2The Mound Builder Cultures of Ohio Designed as an Ohio History Unit lessonGrade Level 8
3Objectives Students will: 1. Be able to identify the 3 Mound Builder Cultures of the Ohio Valley Region.2. Be able to identify specific moundconstructions in Ohio with the specificculture that built them.3. Be able to illustrate a timeline of mound builderactivities in the Ohio Valley Region.
4Materials NeededClay, cardboard, paint and brushes to construct models of mounds.Notebook and pencil for taking field notes.Camera and film for taking photographs of points of interest on field trips.
5Student ActivitiesStudents will participate in a day long field trip to Miamisburg Mound Park, Great Serpent Mound State Park, and Ft. Ancient State Park and museum.Students will construct scale models of the Great Serpent Mound and the Miamisburg Mound as a class group project.
6Web SitesThe Miamisburg Mound Adena Mound State MemorialThe Ohio Historical Society: Fort AncientHopewell Mound BuildersAmerican Treasures of the Library of CongressDon Wesley. The Great Serpent Mound
7Websites American Treasures of the Library of Congress Don Wesley-The Serpent Mound
8The Mound Builder Cultures of Ohio There were 3 distinct Mound Builder Cultures in Ohio. They were, in chronological order:The AdenaThe HopewellThe Fort Ancient People
9The Adena CultureThe Adena peoples were the first Mound Builder Culture in Ohio.They flourished from approximately 1,000 B.C.E. to the 1st century of the Common Era.They made highly ornate objects from local stone, such as this pipe in the figure of a man.
10Adena Mounds Adena Mounds are large and conical in shape. They were always used as burial mounds. They always contain multiple interments.The largest Adena Mound in Ohio is the Miamisburg Mound, at over 68 feet in height.
11The Miamisburg Mound The Miamisburg Mound is the largest Adena mound in the state of Ohio. It is 68 feet tall. It’s conical shape is typicalof Adena multiple burial mounds.
12The Hopewell CultureThe Hopewell Culture was the 2nd Mound Builder Culture to appear in Ohio.They crafted magnificent ritual and decorative objects from flint, mica, shells, and copper.The Hopewell Culture flourished from approximately 100 B.C.E to around the year 600 of the Common Era.Scholars are still uncertain if the Hopewell were an entirely new people who moved into the Ohio Valley, or a continuation of the previous Adena Culture.
13Hopewell MoundsHopewell burial mounds were small in size, many times only 3 or 4 feet in height.Hopewell burial mounds usually only contain a single interment.In some cases the Hopewell peoples first cremated their dead, and then covered the cremated remains with mounds of earth.Hopewell interments are usually very rich in grave artifacts.
14Hopewell MoundsMultiple Hopewell mounds at the Mound City Group are bothconical and “loaf” shaped.
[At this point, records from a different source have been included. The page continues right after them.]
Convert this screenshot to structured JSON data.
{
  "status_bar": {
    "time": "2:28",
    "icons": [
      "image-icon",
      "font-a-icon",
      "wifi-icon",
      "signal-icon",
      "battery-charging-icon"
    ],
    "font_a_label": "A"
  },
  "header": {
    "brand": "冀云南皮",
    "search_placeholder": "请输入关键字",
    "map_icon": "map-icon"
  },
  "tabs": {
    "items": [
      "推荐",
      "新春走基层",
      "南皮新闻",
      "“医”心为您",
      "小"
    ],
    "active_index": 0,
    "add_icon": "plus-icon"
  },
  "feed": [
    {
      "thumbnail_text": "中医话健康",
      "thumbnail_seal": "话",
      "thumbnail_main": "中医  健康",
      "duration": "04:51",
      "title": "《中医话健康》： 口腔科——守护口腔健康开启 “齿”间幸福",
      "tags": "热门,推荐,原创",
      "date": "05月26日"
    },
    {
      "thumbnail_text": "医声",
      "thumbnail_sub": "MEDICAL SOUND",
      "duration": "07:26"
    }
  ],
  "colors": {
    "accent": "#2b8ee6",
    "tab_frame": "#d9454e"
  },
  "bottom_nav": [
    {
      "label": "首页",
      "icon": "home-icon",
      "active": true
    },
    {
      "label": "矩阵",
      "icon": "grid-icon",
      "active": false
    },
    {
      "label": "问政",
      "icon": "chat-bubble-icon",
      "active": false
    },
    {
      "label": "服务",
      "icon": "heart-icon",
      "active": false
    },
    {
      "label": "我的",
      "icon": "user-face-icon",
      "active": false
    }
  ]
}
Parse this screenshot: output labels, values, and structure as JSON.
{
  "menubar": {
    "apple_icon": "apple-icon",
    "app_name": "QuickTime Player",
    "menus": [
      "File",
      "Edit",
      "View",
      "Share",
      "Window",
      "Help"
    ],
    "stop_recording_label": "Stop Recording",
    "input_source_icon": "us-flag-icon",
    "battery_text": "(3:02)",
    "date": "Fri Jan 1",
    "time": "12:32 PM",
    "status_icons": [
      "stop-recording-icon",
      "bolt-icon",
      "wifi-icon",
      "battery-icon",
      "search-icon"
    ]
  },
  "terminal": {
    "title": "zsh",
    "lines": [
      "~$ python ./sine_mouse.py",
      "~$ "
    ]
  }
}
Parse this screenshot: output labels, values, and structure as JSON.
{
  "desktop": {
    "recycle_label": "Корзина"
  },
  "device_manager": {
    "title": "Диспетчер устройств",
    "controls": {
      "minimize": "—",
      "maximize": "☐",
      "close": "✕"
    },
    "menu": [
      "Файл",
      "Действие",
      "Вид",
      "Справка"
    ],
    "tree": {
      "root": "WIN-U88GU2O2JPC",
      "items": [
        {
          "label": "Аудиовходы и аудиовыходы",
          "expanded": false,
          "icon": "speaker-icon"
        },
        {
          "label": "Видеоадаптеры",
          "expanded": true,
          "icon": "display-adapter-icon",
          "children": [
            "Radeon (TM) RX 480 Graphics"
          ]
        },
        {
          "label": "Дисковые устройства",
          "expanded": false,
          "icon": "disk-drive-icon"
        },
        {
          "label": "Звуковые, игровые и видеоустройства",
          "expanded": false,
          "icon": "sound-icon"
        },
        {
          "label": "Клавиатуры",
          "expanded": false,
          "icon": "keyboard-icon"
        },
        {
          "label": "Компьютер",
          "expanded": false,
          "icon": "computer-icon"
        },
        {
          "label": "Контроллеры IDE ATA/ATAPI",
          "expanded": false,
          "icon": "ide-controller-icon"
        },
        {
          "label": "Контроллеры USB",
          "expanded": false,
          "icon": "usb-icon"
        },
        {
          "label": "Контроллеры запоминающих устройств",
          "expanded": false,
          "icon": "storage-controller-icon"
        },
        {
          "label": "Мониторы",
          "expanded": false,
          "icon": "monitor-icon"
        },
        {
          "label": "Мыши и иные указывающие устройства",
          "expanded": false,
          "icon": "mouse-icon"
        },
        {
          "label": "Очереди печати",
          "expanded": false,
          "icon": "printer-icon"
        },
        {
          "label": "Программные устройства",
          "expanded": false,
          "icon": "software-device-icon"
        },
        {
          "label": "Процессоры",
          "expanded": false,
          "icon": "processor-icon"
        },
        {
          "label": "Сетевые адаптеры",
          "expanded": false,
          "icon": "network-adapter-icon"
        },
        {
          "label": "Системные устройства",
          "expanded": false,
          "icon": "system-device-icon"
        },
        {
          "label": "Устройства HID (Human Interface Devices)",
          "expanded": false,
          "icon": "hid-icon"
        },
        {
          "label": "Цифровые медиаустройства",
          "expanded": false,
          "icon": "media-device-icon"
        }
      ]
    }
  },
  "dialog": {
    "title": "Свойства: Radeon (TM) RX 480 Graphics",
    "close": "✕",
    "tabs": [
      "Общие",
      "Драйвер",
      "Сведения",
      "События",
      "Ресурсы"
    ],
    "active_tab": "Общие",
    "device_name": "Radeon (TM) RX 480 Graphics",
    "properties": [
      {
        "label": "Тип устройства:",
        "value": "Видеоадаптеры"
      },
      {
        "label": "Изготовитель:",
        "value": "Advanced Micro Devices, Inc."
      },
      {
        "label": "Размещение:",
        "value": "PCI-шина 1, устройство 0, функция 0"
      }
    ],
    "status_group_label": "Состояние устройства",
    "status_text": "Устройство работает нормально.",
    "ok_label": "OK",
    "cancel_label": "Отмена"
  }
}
They are smaller than Adena Mounds
15Hopewell EarthworksIn addition to burial mounds, the Hopewell peoples also constructed very large geometrically shaped earthworks.These earthworks were constructed of banked earth. They were constructed in circular, square, and octagonal shapes, and sometimes enclosed many acres of land.Scholars believe that these earthworks were used for large ritual gatherings.
16The Newark EarthworksAn important Hopewell site is the Newark Works, located in Newark, Ohio.The earthworks there include a large circle and octagon construction.Scholars believe the earthworks are oriented to solar and lunar events, such as the solstices and the rising points of the moon.
18The Fort Ancient Culture The last Mound Builder culture to inhabit Ohio has been named the Fort Ancient culture, after the construction in Warren County, Ohio, known as Fort Ancient.Fort Ancient has earthen bank walls, but is not laid out in any geometrical shape.The Fort Ancient Culture flourished from approximately 1,000 C.E. to 1500 C.E.
19The Great Serpent Mound Besides building enclosed earthen structures such a Fort Ancient, scholars now believe that the Fort Ancient peoples also constructed the Great Serpent Mound, in Adams County, Ohio.The Great Serpent Mound is an effigy mound, constructed of banked earth, in the shape of an uncoiling snake that is preparing to swallow an egg.
21ConclusionThe 3 Mound Builder Cultures were the Adena, the Hopewell, and the Fort Ancient People. From 1,000 B.C.E to 500 C.E., these distinct cultures built earthen constructions in Ohio.The Adena built large conical mounds. The Hopewell built small conical mounds and large geometric earthworks. The Fort Ancient people built embanked non-geometrical enclosures, and the Great Serpent Mound.